Roland Leong is without a doubt on the same level in the history of drag racing as Don Garlits, Don Prudhomme, Tom McEwen and others of his generation. Roland switched from dragsters to Funny Cars and his long list of drivers is legendary, including Danny Ongais, Mike Sorokin, Larry Reyes, Bobby Rowe, Pat Foster, Butch Maas, Larry Arnold, Norm Wilcox, Ron Colson, Mike Dunn, Gordie Bonin, Rick Johnson, Leroy Chadderton, Jim White and Johnny West. He has tuned for the best and most successful race teams in a long career and now is back as a tuner on one of the premier Nostalgia Funny car teams. DRO thought it was long past due that we interview this legend so we sent DRO’s Darr Hawthorne and Chris Martin to talk to Leong at the Winternationals.
What were your first hot rod and your first fuel car?
LEONG: My first hot rod? I was in Hawaii and I was 15 and I had my mom’s Oldsmobile that my mother and father used to go to dinner in, so I decided to take it to the drags. At the time, I think it was 1959, all you needed was seatbelts. We could take the carpet out, punch a hole in it and put seat belts in, and then cover it back up (so the folks wouldn’t know we were racing the family car). There was only one thing wrong. I have a sister four years older than me and she and her boyfriend just happened to be at the drags and saw my mom’s car there, and went home and told my parents. I was all done racing for a while, you know?

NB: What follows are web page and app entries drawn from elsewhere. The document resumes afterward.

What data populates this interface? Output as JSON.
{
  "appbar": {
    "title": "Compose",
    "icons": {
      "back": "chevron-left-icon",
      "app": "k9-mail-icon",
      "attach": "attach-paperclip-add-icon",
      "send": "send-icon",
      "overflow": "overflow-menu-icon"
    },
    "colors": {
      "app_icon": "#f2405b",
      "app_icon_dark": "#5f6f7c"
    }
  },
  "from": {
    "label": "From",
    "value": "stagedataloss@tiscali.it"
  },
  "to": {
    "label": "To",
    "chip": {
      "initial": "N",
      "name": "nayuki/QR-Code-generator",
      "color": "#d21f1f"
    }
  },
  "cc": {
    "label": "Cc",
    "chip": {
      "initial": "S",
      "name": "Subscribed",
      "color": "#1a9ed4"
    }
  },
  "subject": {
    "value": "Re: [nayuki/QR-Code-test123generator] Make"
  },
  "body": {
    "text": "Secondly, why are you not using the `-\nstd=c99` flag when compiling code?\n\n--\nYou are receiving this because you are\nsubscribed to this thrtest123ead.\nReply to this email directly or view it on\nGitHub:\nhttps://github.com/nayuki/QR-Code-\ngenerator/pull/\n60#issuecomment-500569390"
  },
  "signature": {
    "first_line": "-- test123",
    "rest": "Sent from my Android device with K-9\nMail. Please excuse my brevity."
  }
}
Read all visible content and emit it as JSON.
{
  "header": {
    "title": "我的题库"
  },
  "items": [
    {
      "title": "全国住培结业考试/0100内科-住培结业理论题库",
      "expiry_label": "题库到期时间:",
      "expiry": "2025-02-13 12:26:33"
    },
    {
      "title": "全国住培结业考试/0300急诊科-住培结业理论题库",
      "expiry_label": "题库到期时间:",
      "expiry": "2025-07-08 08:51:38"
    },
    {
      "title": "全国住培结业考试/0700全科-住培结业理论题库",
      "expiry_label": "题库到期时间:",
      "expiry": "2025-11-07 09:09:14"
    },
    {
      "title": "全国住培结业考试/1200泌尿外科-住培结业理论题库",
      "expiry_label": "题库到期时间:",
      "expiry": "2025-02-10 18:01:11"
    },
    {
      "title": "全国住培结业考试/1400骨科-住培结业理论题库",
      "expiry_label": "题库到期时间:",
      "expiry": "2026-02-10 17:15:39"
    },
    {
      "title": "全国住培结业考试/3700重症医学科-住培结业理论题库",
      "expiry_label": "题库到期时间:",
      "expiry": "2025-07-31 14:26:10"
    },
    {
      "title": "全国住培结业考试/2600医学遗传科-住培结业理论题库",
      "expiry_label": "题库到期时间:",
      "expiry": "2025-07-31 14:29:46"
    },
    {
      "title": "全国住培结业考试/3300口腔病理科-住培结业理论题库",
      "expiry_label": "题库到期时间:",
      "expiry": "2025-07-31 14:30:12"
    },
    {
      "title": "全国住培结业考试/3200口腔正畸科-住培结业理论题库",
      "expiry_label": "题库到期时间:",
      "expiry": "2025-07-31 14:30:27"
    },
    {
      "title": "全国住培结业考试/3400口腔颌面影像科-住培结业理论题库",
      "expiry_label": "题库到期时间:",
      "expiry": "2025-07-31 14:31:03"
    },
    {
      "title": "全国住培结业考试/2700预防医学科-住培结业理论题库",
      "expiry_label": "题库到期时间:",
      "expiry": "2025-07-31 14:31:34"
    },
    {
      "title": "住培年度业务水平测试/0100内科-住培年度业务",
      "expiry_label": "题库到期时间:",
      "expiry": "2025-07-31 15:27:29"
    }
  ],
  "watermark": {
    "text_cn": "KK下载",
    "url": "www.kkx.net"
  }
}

What was your first fuel car?
LEONG: My first dragster was an injected gas dragster. I got my license for my gas dragster at Riverside Raceway. The track manager was C.J. Hart and he signed my license. My first fuel car was a Kent Fuller car. My maiden voyage in a fuel car was in 1964 at Long Beach, and I wasn’t familiar with the car. I didn’t know you were supposed to make a half pass so I made a full pass and couldn’t find the parachute handle. By the time I found it, it was too late and I’d run off the end of the course. Hit the “the end” sign and ended up on the railroad tracks. That was my first and only Top Fuel pass. We ran 191, which was pretty good. In the meantime I still had my injected gas dragster. When I crashed my Top Fuel car at Long Beach, C.J. Hart was the manager and he took away my license.
Years later, when C.J. was with the Safety Safari crew and he was at every NHRA race, I saw him one night and I said,“You know, C.J., I’ve really got to thank you.” He said, “What for?” I said, “You saved my life.” “What do you mean?” he asked. I said, “Well, if you didn’t take away my license, I’d have probably ended up killing myself by now, so I gotta thank you.” We both had a good laugh about that.